3 hard lessons learned during the ICSW/Virtual webinar series

Organising our webinar series was a joy met with a few challenges like dealing with Internet trolls. Check out what difficult lessons we learned in the last months.

  1. Webinar overload and video call fatigue are challenging online engagements

We conceived the ICSW/Virtual webinar series last year, in a pre-COVID-19 world. People seemed to have a little bit more time and excitement for joining online events, and we knew that there was a strong interest in the topics we planned to cover. Then the pandemic happened and all human interactions moved online. The number of Zoom’s daily meeting participants grew from 10 million in December 2019 to 200 million in March 2020. The web also became flooded with webinars - webinar platforms reported hosting from 330% to 500% more webinars compared to last year. In the meantime, people started experiencing online and ‘video call fatigue.’
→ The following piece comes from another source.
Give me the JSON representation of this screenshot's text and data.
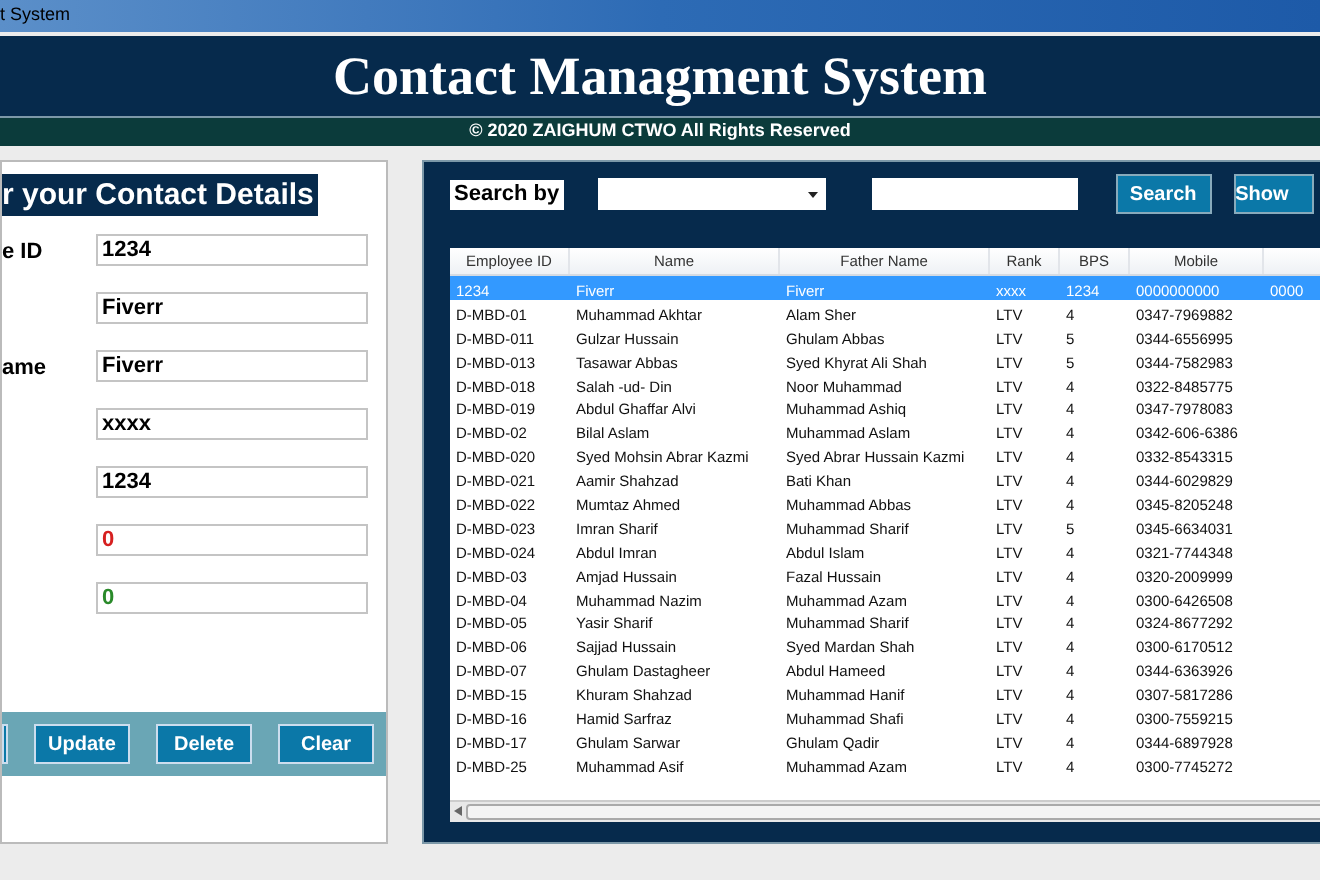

In March, we realised that we would have to compete harder for space, resources and attention to organise, promote and deliver our webinars. We had to reconsider our planned content because people had new worries and priorities. The pandemic had serious implications for civil society and we wanted to provide relevant information. We tried to adapt quickly and to keep the events relevant and engaging, considering that people are increasingly overwhelmed by webinars and are tired of being on video calls all day. But in the end, we had to accept that things like attendance or the time people could stay in our events could drop, and sometimes did. We are still learning how to adjust to these circumstances to keep providing valuable online engagements for civil society.

  1. Prepare to avoid but also to face Internet trolls and Zoombombings

Our first ICSW/virtual webinar, ‘Supporting Youth-led Movements and Groups as Key Drivers of People Power,’ was very successful in attendance and engagement, but it was also the first time that we had to deal with an Internet troll. We were very aware of all the Zoombombings happening with the increased use of videoconferencing platforms due to the pandemic and we took precautions to avoid having our sessions hijacked. However, we kept the chat enabled to allow webinar participants to engage with comments during the conversation, and that is how the troll posted insulting comments directed to a speaker. We removed the troll immediately, but it was technically impossible to remove the comments.

Luckily, we did not have any security issues in our six remaining events. We became much more alert and are regularly improving our security practices to provide safe and inclusive spaces for conversation. But we know that there is always the risk of facing something similar and we must be prepared to deal with it. An interesting fact is that we considered disabling the chat during public webinars, but attendees request having this space to interact, share their name, post a comment (most of the time positive and enriching), and say thanks and goodbye. People crave some interaction; it gives online events a soul! We continue looking for ways to keep our online events safe without having to sacrifice human connection.

  1. We need to get better at hosting inclusive events

The CIVICUS alliance has 10,000 members from all around the world, who speak many languages and have different needs in terms of accessibility to content. During the ICSW/virtual series, we made sure to have speakers from several countries, contexts, ages, areas of work, etc. We promoted the events in English, French and Spanish (the three main languages spoken by our audiences), and provided simultaneous interpretation in these languages during the events – once we had eight interpreters! That took a great deal of coordination, effort and investment. But we acknowledge that we were not inclusive enough.

We know that a good number of people have limited access to the Internet and joining online events is not an option, or their attendee experience is not the best. We are aware that part of our target audience speaks other languages that we are not providing interpretation for or need captions or other supports that we were not able to provide. Sometimes our interpreters had technical issues and attendees could not hear them, or people joined from devices that did not allow them to access the interpretation feature. In a way, we learned that online events can’t be 100% inclusive, but we took notes and are committed to improving our strategies and practices to make sure that more people have quality access to online spaces and conversations.